Congressional Democrats are united in their opposition to the tax bill. They argue that it's overly tilted to the rich, with the bulk of the savings going to the top 1 percent of the income ladder by 2027.
"The country has been watching and protesting with anger as Republicans are now days away from passing their back door deal that digs into the pockets of the middle class to pay for massive tax breaks for multinational corporations," said Sen. Ron Wyden, D-Ore., the ranking Democrat on the Senate Finance Committee.
In negotiations between the House and Senate, lawmakers agreed to a slightly higher corporate tax rate than Republicans initially wanted: 21 percent instead of 20 percent. They also lowered the top individual tax rate to 37 percent.
Cuts to that top rate frustrated Rubio, who argued lawmakers were again favoring the wealthy at the expense of working parents.
"For far too long, Washington has ignored and left behind the American working class," Rubio tweeted.
After he threatened to withhold his support for the bill, colleagues agreed to sweeten the child tax credit, which Rubio called "a solid step towards broader reforms which are both Pro-Growth and Pro-Worker."
Other compromises allow future homeowners to deduct the interest on mortgages of up to $750,000, down from $1 million under current law. The House bill would have set a lower cap of $500,000 and excluded mortgages on second homes. Families will also be allowed to deduct up to $10,000 of state and local taxes, including property tax and a choice of either sales or income tax.
Owners of pass-through businesses will be allowed to deduct up to 20 percent of their profits, reducing their effective tax rate to no more than 29.6 percent.
Both the House and Senate bills originally offered a bigger break for pass-through businesses.

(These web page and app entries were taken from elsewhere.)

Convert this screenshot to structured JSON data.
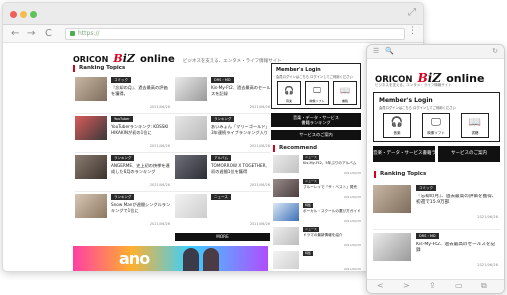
{
  "desktop": {
    "window_controls": {
      "close": "close-dot",
      "minimize": "minimize-dot",
      "zoom": "zoom-dot"
    },
    "nav": {
      "back": "←",
      "forward": "→",
      "reload": "C",
      "more": "⋮",
      "expand": "⤢"
    },
    "url": "https://",
    "logo": {
      "oricon": "ORICON",
      "biz_b": "B",
      "biz_rest": "iZ",
      "online": "online",
      "tagline": "ビジネスを支える、エンタメ・ライフ情報サイト"
    },
    "ranking_title": "Ranking Topics",
    "cards": [
      {
        "tag": "コミック",
        "title": "『忘却の月』、過去最高の評価を獲得。",
        "date": "2021/06/26"
      },
      {
        "tag": "DRS・MD",
        "title": "Kis-My-Ft2、過去最高のセールスを記録",
        "date": "2021/06/26"
      },
      {
        "tag": "YouTuber",
        "title": "YouTuberランキング: KOSSKI HIKAKINが初の1位に",
        "date": "2021/06/26"
      },
      {
        "tag": "ランキング",
        "title": "あいみょん「マリーゴールド」3年連続ライブランキング入り",
        "date": "2021/06/26"
      },
      {
        "tag": "ランキング",
        "title": "ANGERME、史上初の快挙を達成した6月のランキング",
        "date": "2021/06/26"
      },
      {
        "tag": "アルバム",
        "title": "TOMORROW X TOGETHER、初の週間1位を獲得",
        "date": "2021/06/26"
      },
      {
        "tag": "ランキング",
        "title": "Snow Manが週間シングルランキングで1位に",
        "date": "2021/06/26"
      },
      {
        "tag": "ニュース",
        "title": "",
        "date": "2021/06/26"
      }
    ],
    "login": {
      "title": "Member's Login",
      "subtitle": "会員ログインはこちら ログインしてご利用ください",
      "icons": [
        {
          "glyph": "🎧",
          "label": "音楽"
        },
        {
          "glyph": "🖵",
          "label": "映像ソフト"
        },
        {
          "glyph": "📖",
          "label": "書籍"
        }
      ]
    },
    "btn_data": "音楽・データ・サービス\n書籍ランキング",
    "btn_service": "サービスのご案内",
    "recommend_title": "Recommend",
    "rec_items": [
      {
        "tag": "ニュース",
        "title": "Kis-My-Ft2、5年ぶりのアルバム",
        "date": "2021/06/26"
      },
      {
        "tag": "ニュース",
        "title": "ブルーレイで「ザ・ベスト」発売",
        "date": "2021/06/26"
      },
      {
        "tag": "特集",
        "title": "ボーカル・スクールの選び方ガイド",
        "date": "2021/06/26"
      },
      {
        "tag": "ニュース",
        "title": "ドラマの最新情報を紹介",
        "date": "2021/06/26"
      },
      {
        "tag": "特集",
        "title": "",
        "date": "2021/06/26"
      }
    ],
    "more_button": "MORE",
    "banner_text": "ano"
  },
  "mobile": {
    "top_icons": [
      "☰",
      "🔍",
      "↻"
    ],
    "logo": {
      "oricon": "ORICON",
      "biz_b": "B",
      "biz_rest": "iZ",
      "online": "online",
      "tagline": "ビジネスを支える、エンタメ・ライフ情報サイト"
    },
    "login": {
      "title": "Member's Login",
      "subtitle": "会員ログインはこちら ログインしてご利用ください",
      "icons": [
        {
          "glyph": "🎧",
          "label": "音楽"
        },
        {
          "glyph": "🖵",
          "label": "映像ソフト"
        },
        {
          "glyph": "📖",
          "label": "書籍"
        }
      ]
    },
    "btn_data": "音楽・データ・サービス書籍ランキング",
    "btn_service": "サービスのご案内",
    "ranking_title": "Ranking Topics",
    "items": [
      {
        "tag": "コミック",
        "title": "『忘却の月』、過去最高の評価を獲得、初週で15.9万部",
        "date": "2021/06/26"
      },
      {
        "tag": "DRS・MD",
        "title": "Kis-My-Ft2、過去最高のセールスを記録",
        "date": "2021/06/26"
      }
    ],
    "bottom_icons": [
      "<",
      ">",
      "⇪",
      "▭",
      "⧉"
    ]
  }
}
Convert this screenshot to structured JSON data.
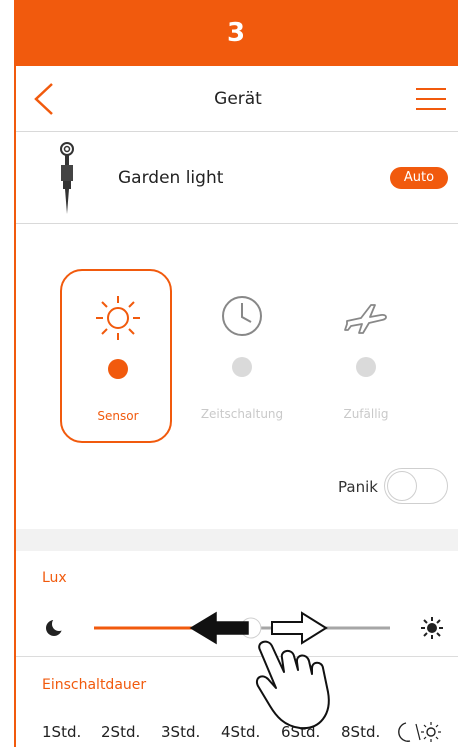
{
  "step": {
    "number": "3",
    "color": "#f15a0d"
  },
  "header": {
    "title": "Gerät",
    "back_icon": "chevron-left-icon",
    "menu_icon": "hamburger-menu-icon"
  },
  "device": {
    "name": "Garden light",
    "mode_badge": "Auto",
    "icon": "garden-light-icon"
  },
  "modes": [
    {
      "label": "Sensor",
      "icon": "sun-icon",
      "active": true
    },
    {
      "label": "Zeitschaltung",
      "icon": "clock-icon",
      "active": false
    },
    {
      "label": "Zufällig",
      "icon": "airplane-icon",
      "active": false
    }
  ],
  "panic": {
    "label": "Panik",
    "enabled": false
  },
  "lux": {
    "label": "Lux",
    "min_icon": "moon-icon",
    "max_icon": "sun-icon",
    "level": 0.53
  },
  "duration": {
    "label": "Einschaltdauer",
    "options": [
      "1Std.",
      "2Std.",
      "3Std.",
      "4Std.",
      "6Std.",
      "8Std."
    ],
    "night_icon": "moon-sun-icon"
  },
  "colors": {
    "accent": "#f15a0d",
    "inactive": "#dadada",
    "track_inactive": "#a6a6a6"
  }
}
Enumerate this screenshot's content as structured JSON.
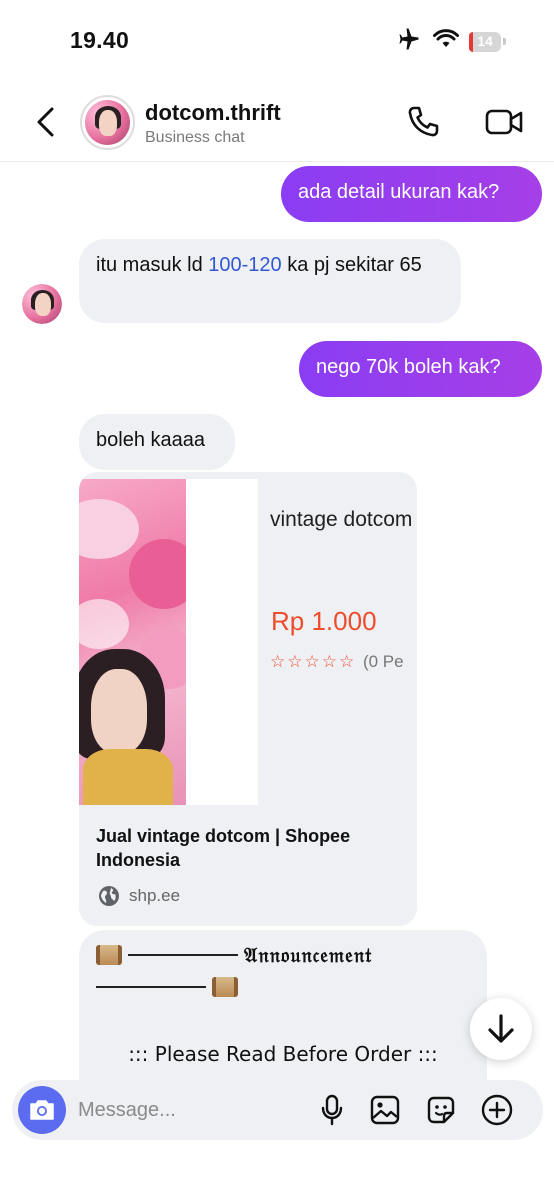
{
  "status_bar": {
    "time": "19.40",
    "battery": "14",
    "battery_level_percent": 14,
    "icons": [
      "airplane-icon",
      "wifi-icon",
      "battery-icon"
    ]
  },
  "header": {
    "contact_name": "dotcom.thrift",
    "subtitle": "Business chat",
    "actions": [
      "phone-icon",
      "video-camera-icon"
    ]
  },
  "messages": [
    {
      "direction": "outgoing",
      "text": "ada detail ukuran kak?"
    },
    {
      "direction": "incoming",
      "text_before": "itu masuk ld ",
      "link": "100-120",
      "text_after": " ka pj sekitar 65"
    },
    {
      "direction": "outgoing",
      "text": "nego 70k boleh kak?"
    },
    {
      "direction": "incoming",
      "text": "boleh kaaaa"
    }
  ],
  "link_card": {
    "product_title": "vintage dotcom",
    "price": "Rp 1.000",
    "stars": "☆☆☆☆☆",
    "rating_count": "(0 Pe",
    "title": "Jual vintage dotcom | Shopee Indonesia",
    "domain": "shp.ee"
  },
  "announcement": {
    "heading": "𝔄𝔫𝔫𝔬𝔲𝔫𝔠𝔢𝔪𝔢𝔫𝔱",
    "line": "::: Please Read Before Order :::"
  },
  "composer": {
    "placeholder": "Message...",
    "buttons": [
      "camera-icon",
      "microphone-icon",
      "image-icon",
      "sticker-icon",
      "plus-icon"
    ]
  },
  "colors": {
    "outgoing_bubble": "#8a3df3",
    "incoming_bubble": "#eef0f3",
    "price": "#ee4d2d",
    "link": "#3457d5",
    "camera_button": "#5b6cf0"
  }
}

Lawmakers have been tweaking this and other provisions in order to keep the ten-year price tag of the bill below $1.5 trillion — the maximum allowed under Senate budget rules.
The bill repeals the Alternative Minimum Tax for corporations, and raises the income threshold at which individuals would face the AMT.
The measure doubles to $11 million ($22 million for couples) the value of estates that can be passed on to heirs tax-free.
Beginning in 2019, the measure eliminates the tax penalty for people who don't have health insurance — one of the most unpopular features of the Affordable Care Act. Without that tax penalty, congressional forecasters estimate that 13 million more Americans will go without insurance, and premiums on the individual Obamacare market will increase by an average of 10 percent.